The genre was in desperate need of new outlets when talk of its death originally gained steam. And its resurgence over the past five years coincides with the rise of a powerful new medium: streaming. Playlists like Spotify’s Are&Be, curated by Mjeema Pickett, and Apple Music’s R&B Now, curated by Alaysia Sierra, have arguably become the two most important destinations for the genre. Sierra is also part of a selection committee for Up Next, Apple’s emerging artist program. To date, 25% of the artists selected have been R&B singers.  

There’s never been a better time to amplify Black voices, and what better way to do so than to make sure a Black genre is appreciated for its full worth.

Swizz Beatz and Timbaland’s Verzuz battle series has also become a thriving home for R&B. The series has featured Erykah Badu, Jill Scott, Brandy, Monica, John Legend, Alicia Keys, Babyface, Teddy Riley, Patti LaBelle, and Gladys Knight, to name a few. To date, the R&B matchups have been the most popular Verzuz showdowns, with the battles always resulting in an increase in catalog streams for the participants.  

There’s still a need for more champions and platforms, though. Mainstream publications may write about R&B stars, but the genre generally isn’t prioritized. Kaash Paige’s “Love Songs” and Foushee’s “Deep End” exploded on TikTok, but the app isn’t exactly a driver of R&B discovery. At least for now. We need more specialty outlets. 

Ariana Grande and Justin Bieber’s recent attempt at R&B music is also a testament to the genre’s influence. There’s no reason R&B artists shouldn’t get comparable budgets or support from their record labels, especially at a time when Black music is so dominant. 
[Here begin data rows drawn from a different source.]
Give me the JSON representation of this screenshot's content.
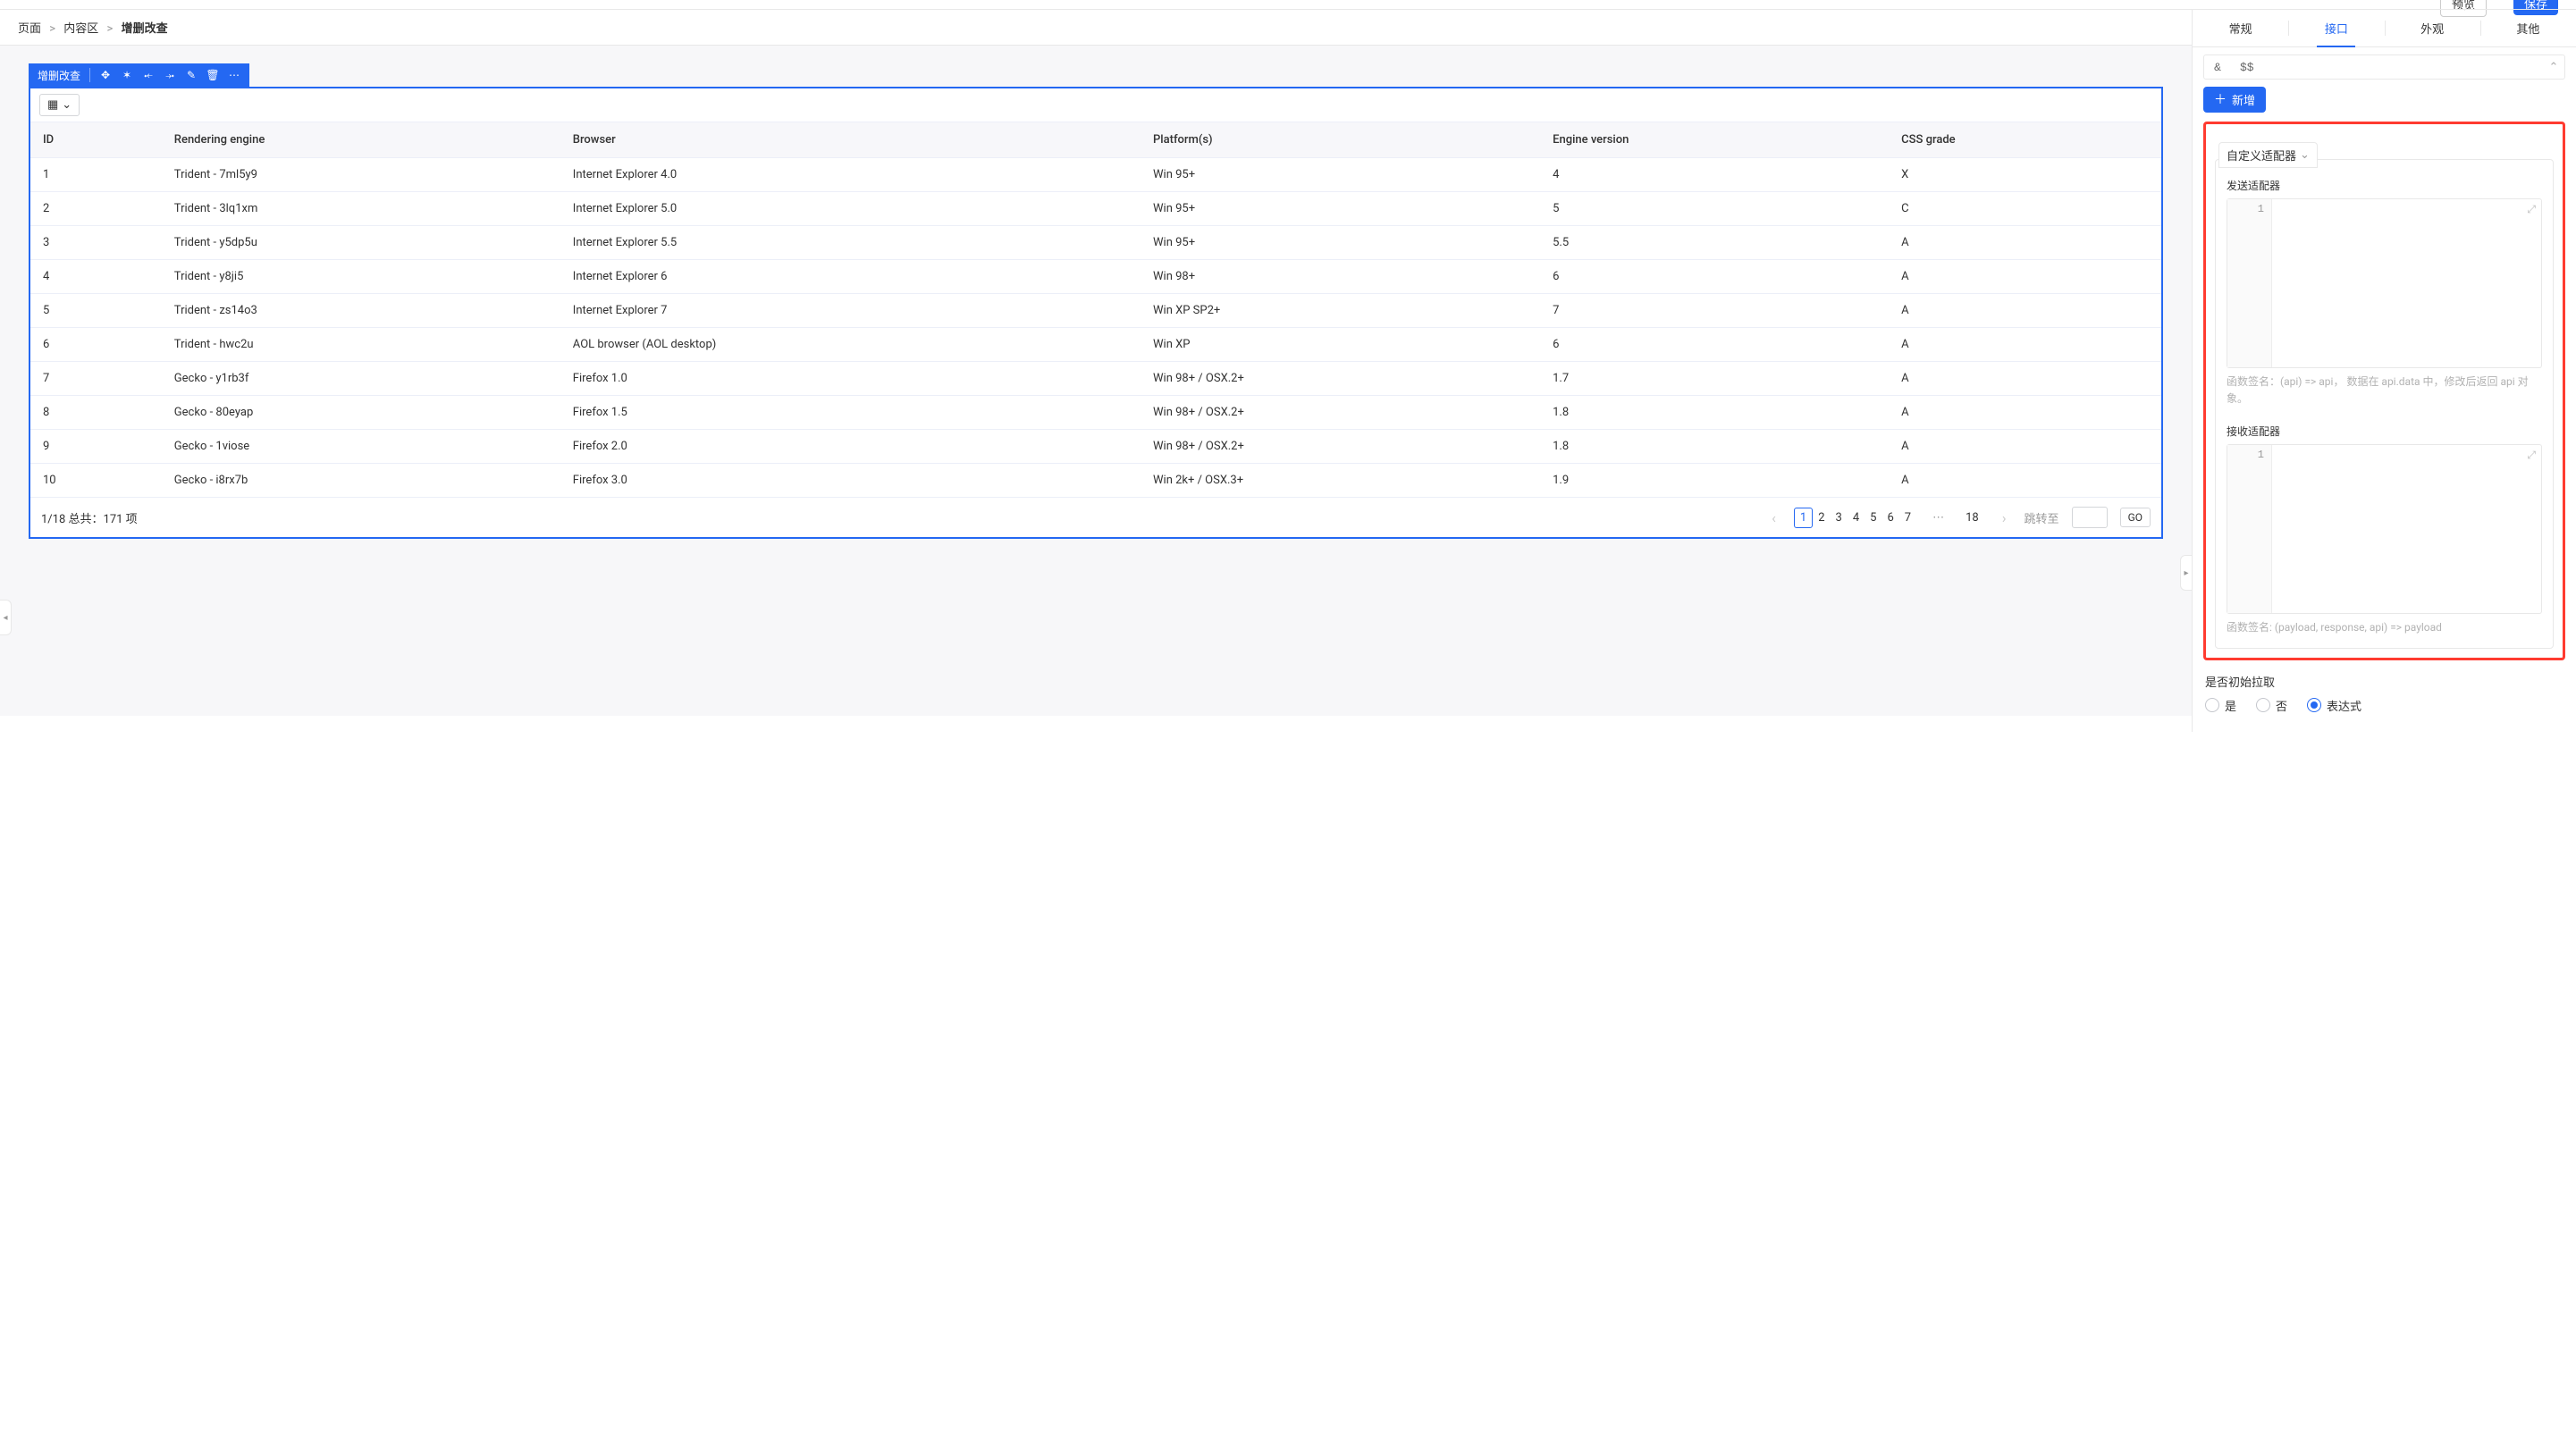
{
  "top": {
    "preview": "预览",
    "save": "保存"
  },
  "breadcrumb": {
    "items": [
      "页面",
      "内容区",
      "增删改查"
    ],
    "sep": ">"
  },
  "component": {
    "name": "增删改查"
  },
  "table": {
    "headers": [
      "ID",
      "Rendering engine",
      "Browser",
      "Platform(s)",
      "Engine version",
      "CSS grade"
    ],
    "rows": [
      [
        "1",
        "Trident - 7ml5y9",
        "Internet Explorer 4.0",
        "Win 95+",
        "4",
        "X"
      ],
      [
        "2",
        "Trident - 3lq1xm",
        "Internet Explorer 5.0",
        "Win 95+",
        "5",
        "C"
      ],
      [
        "3",
        "Trident - y5dp5u",
        "Internet Explorer 5.5",
        "Win 95+",
        "5.5",
        "A"
      ],
      [
        "4",
        "Trident - y8ji5",
        "Internet Explorer 6",
        "Win 98+",
        "6",
        "A"
      ],
      [
        "5",
        "Trident - zs14o3",
        "Internet Explorer 7",
        "Win XP SP2+",
        "7",
        "A"
      ],
      [
        "6",
        "Trident - hwc2u",
        "AOL browser (AOL desktop)",
        "Win XP",
        "6",
        "A"
      ],
      [
        "7",
        "Gecko - y1rb3f",
        "Firefox 1.0",
        "Win 98+ / OSX.2+",
        "1.7",
        "A"
      ],
      [
        "8",
        "Gecko - 80eyap",
        "Firefox 1.5",
        "Win 98+ / OSX.2+",
        "1.8",
        "A"
      ],
      [
        "9",
        "Gecko - 1viose",
        "Firefox 2.0",
        "Win 98+ / OSX.2+",
        "1.8",
        "A"
      ],
      [
        "10",
        "Gecko - i8rx7b",
        "Firefox 3.0",
        "Win 2k+ / OSX.3+",
        "1.9",
        "A"
      ]
    ]
  },
  "pager": {
    "summary_prefix": "1/18 总共：",
    "total_text": "171 项",
    "pages": [
      "1",
      "2",
      "3",
      "4",
      "5",
      "6",
      "7"
    ],
    "last_page": "18",
    "jump_label": "跳转至",
    "go": "GO"
  },
  "panel": {
    "tabs": [
      "常规",
      "接口",
      "外观",
      "其他"
    ],
    "active_index": 1,
    "small_row": {
      "left": "&",
      "mid": "$$"
    },
    "add_btn": "新增",
    "fieldset_title": "自定义适配器",
    "send_adapter_label": "发送适配器",
    "recv_adapter_label": "接收适配器",
    "gutter_line": "1",
    "send_hint": "函数签名：(api) => api，  数据在 api.data 中，修改后返回 api 对象。",
    "recv_hint": "函数签名: (payload, response, api) => payload",
    "initial_fetch_q": "是否初始拉取",
    "radios": [
      "是",
      "否",
      "表达式"
    ],
    "radio_checked_index": 2
  }
}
We have to take control of the narrative, and the responsibility falls on everyone who cares to push R&B forward. Still, labeling may be the most crucial piece of the puzzle. As long as R&B is submitted under other genres, the “R&B is dead narrative” will persist. 

There’s never been a better time to amplify Black voices, and what better way to do so than to make sure a Black genre is appreciated for its full worth. In this particular case, the onus is on the labels and artists. Everyone else will fall in line. If you’re a music executive, don’t try to persuade artists to distance themselves from R&B because you think it doesn’t sell. It’s simply not true. And if you're an artist, don’t think of R&B as being restrictive. It doesn’t have to be, especially in a time where so many genres blend together. Having stars like Walker, Aiko, Kehlani, and Taylor embrace R&B, instead of distancing themselves in the aforementioned Billboard cover story, is important. 
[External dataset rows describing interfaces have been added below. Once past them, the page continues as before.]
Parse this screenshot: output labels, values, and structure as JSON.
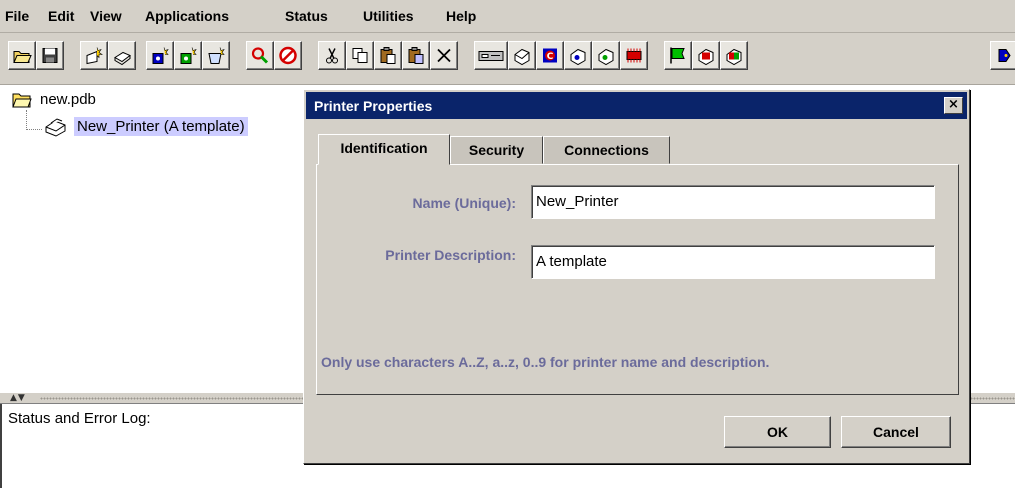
{
  "menu": [
    "File",
    "Edit",
    "View",
    "Applications",
    "Status",
    "Utilities",
    "Help"
  ],
  "toolbar": {
    "buttons": [
      {
        "icon": "open-folder-icon"
      },
      {
        "icon": "save-icon"
      },
      {
        "icon": "new-item-icon"
      },
      {
        "icon": "new-printer-icon"
      },
      {
        "icon": "new-blue-object-icon"
      },
      {
        "icon": "new-green-object-icon"
      },
      {
        "icon": "new-queue-icon"
      },
      {
        "icon": "find-icon"
      },
      {
        "icon": "stop-icon"
      },
      {
        "icon": "cut-icon"
      },
      {
        "icon": "copy-icon"
      },
      {
        "icon": "paste-icon"
      },
      {
        "icon": "paste-special-icon"
      },
      {
        "icon": "delete-icon"
      },
      {
        "icon": "device-icon"
      },
      {
        "icon": "printer-icon"
      },
      {
        "icon": "red-printer-icon"
      },
      {
        "icon": "printer-config-icon"
      },
      {
        "icon": "printer-status-icon"
      },
      {
        "icon": "network-card-icon"
      },
      {
        "icon": "green-flag-icon"
      },
      {
        "icon": "printer-alert-icon"
      },
      {
        "icon": "printer-warning-icon"
      },
      {
        "icon": "blue-tag-icon"
      }
    ],
    "colors": {
      "face": "#d4d0c8",
      "accent_red": "#d40000",
      "accent_green": "#00a000",
      "accent_blue": "#0000c0"
    }
  },
  "tree": {
    "root_label": "new.pdb",
    "child_label": "New_Printer (A template)",
    "selection_color": "#ccccff"
  },
  "log": {
    "label": "Status and Error Log:"
  },
  "dialog": {
    "title": "Printer Properties",
    "close_glyph": "×",
    "title_color": "#0a246a",
    "tabs": [
      "Identification",
      "Security",
      "Connections"
    ],
    "active_tab": "Identification",
    "fields": {
      "name_label": "Name (Unique):",
      "name_value": "New_Printer",
      "description_label": "Printer Description:",
      "description_value": "A template"
    },
    "hint": "Only use characters A..Z, a..z, 0..9 for printer name and description.",
    "label_color": "#6b6b9b",
    "ok_label": "OK",
    "cancel_label": "Cancel"
  }
}
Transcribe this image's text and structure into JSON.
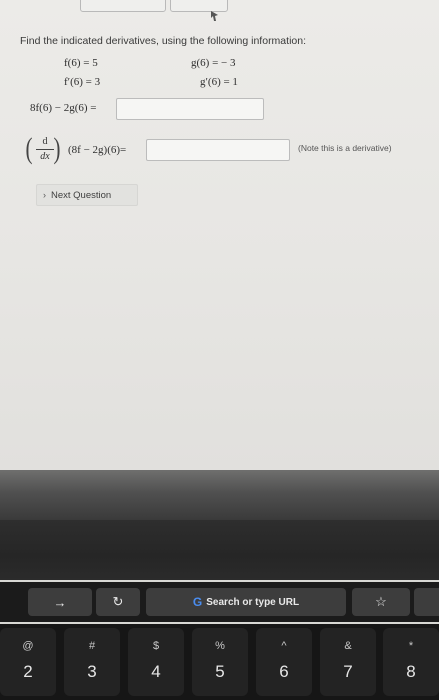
{
  "instructions": "Find the indicated derivatives, using the following information:",
  "given": {
    "f6": "f(6) = 5",
    "g6": "g(6) = − 3",
    "fp6": "f′(6) = 3",
    "gp6": "g′(6) = 1"
  },
  "question1": {
    "expr": "8f(6) − 2g(6) =",
    "value": ""
  },
  "question2": {
    "deriv_num": "d",
    "deriv_den": "dx",
    "expr": "(8f − 2g)(6)=",
    "value": "",
    "note": "(Note this is a derivative)"
  },
  "next_button": {
    "label": "Next Question",
    "icon": "chevron-right-icon"
  },
  "touchbar": {
    "search_label": "Search or type URL",
    "arrow_icon": "arrow-right-icon",
    "reload_icon": "reload-icon",
    "google_icon": "google-g-icon",
    "bookmark_icon": "star-icon"
  },
  "keys": [
    {
      "sym": "@",
      "num": "2"
    },
    {
      "sym": "#",
      "num": "3"
    },
    {
      "sym": "$",
      "num": "4"
    },
    {
      "sym": "%",
      "num": "5"
    },
    {
      "sym": "^",
      "num": "6"
    },
    {
      "sym": "&",
      "num": "7"
    },
    {
      "sym": "*",
      "num": "8"
    }
  ]
}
If all of R&B music is submitted under the proper banner moving forward, the numbers will reflect what R&B truly is: one of the biggest, most influential genres in music today.